_WORK ORDER_:
Output all entries verbatim, dropping pictures.

DATA FOR PROCESSING section start

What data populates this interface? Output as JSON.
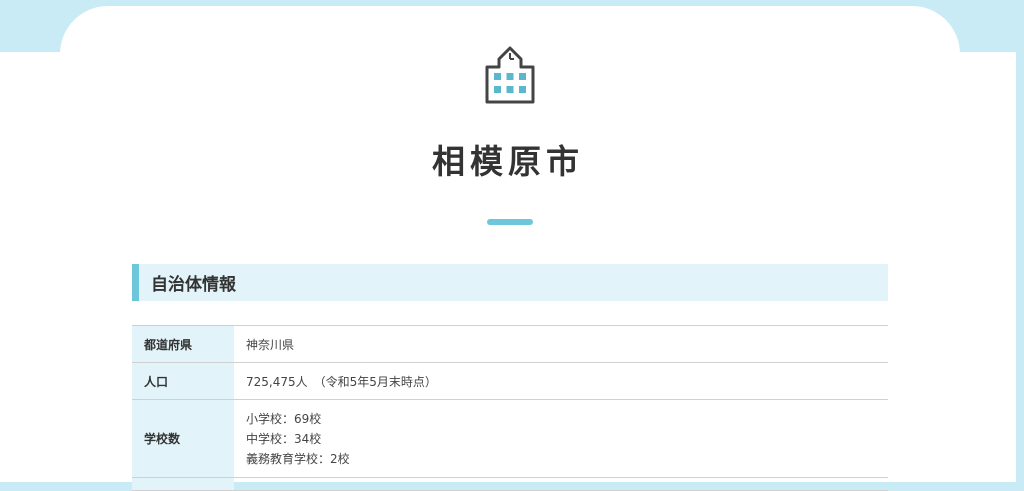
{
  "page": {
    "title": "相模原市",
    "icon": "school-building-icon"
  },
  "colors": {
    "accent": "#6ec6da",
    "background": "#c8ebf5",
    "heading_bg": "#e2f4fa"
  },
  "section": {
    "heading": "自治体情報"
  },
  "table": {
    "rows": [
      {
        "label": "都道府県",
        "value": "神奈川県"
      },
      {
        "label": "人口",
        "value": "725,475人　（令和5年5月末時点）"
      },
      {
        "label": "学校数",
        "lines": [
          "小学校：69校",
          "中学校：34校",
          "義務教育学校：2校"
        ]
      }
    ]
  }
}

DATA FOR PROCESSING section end

_RESULT FOR THIS TASK_:
What data populates this interface? Output as JSON.
{
  "page": {
    "title": "相模原市",
    "icon": "school-building-icon"
  },
  "colors": {
    "accent": "#6ec6da",
    "background": "#c8ebf5",
    "heading_bg": "#e2f4fa"
  },
  "section": {
    "heading": "自治体情報"
  },
  "table": {
    "rows": [
      {
        "label": "都道府県",
        "value": "神奈川県"
      },
      {
        "label": "人口",
        "value": "725,475人　（令和5年5月末時点）"
      },
      {
        "label": "学校数",
        "lines": [
          "小学校：69校",
          "中学校：34校",
          "義務教育学校：2校"
        ]
      }
    ]
  }
}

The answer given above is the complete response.